Anyone actually see a big name brand machine and it's Eagnas clone side by side?

dancraig
12-26-2006, 09:38 PM
So it looks like on the LilyLee pages alone, there are something like 225 Eagnas stringing machines.

I don't get it. Why does the main Eagnas site seem to show something like around 80 machines, but when you go to the LilyLee portion of the site, it's broken down more thoroughly (better organized, too, in its own way) and shown as 225 machines. Maybe 225 machines represent the full offerings on an international level and the main Eagnas pages represent only the main USA offerings at around 80 machines?

Yeah, I bet that's it. Those 80 are probably the ones Maxline attempts to keep in stock.

LttlElvis
12-26-2006, 09:46 PM
I have said it many times before, but can you imagine what Eagnas would be like if they had the same pricing but concentrated on maybe 10 machines only? They would probably blow everyone away.

dancraig
12-26-2006, 09:56 PM
Check out this old Maxline site. The prices were way higher a few years ago.

http://pw1.netcom.com/~maxline/upright.html

Young Pete
12-26-2006, 10:38 PM
check out this ektelon model H on the big auction site

150073484103

good luck!

theace21
12-27-2006, 07:24 AM
I have said it many times before, but can you imagine what Eagnas would be like if they had the same pricing but concentrated on maybe 10 machines only? They would probably blow everyone away.

I have voice the same, many, many times. Figure out what are your best sellers/most profitable - and dump the rest. Probably a handful are solid performers, but not the entire line...

varuscelli
12-27-2006, 07:41 AM
I have voice the same, many, many times. Figure out what are your best sellers/most profitable - and dump the rest. Probably a handful are solid performers, but not the entire line...

Maybe they've got tiny little shop/factories producing them all over the world rather than one or two main factories. I truly do wonder what the factory situation is for Eagnas. Multiple production points or a couple of main factories?
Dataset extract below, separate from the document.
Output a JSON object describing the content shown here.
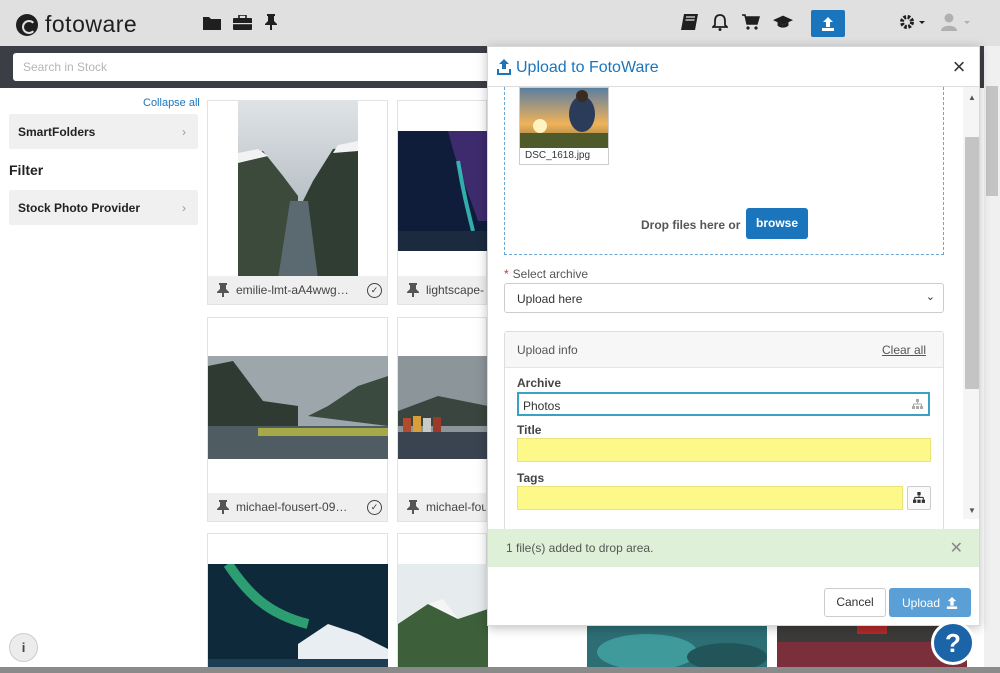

Even if you look at what I'd consider the factory "stock" photos of their machines, those photos are ALL different, some of very good quality and some very badly reproduced as though they come from many different sources (some photos that are like a piece of paper that has been copied too many times and lost its quality, or like a jpg image that has had the digital equivalent done to it so that its overall quality has degraded). Maybe even those radically different photos hint at some kind of parallel to the seeming hit-or-miss quality on some of the Eagnas machines. (I know, that's a stretch, but there could be some bit of analogous truth in there.) Hmmmm.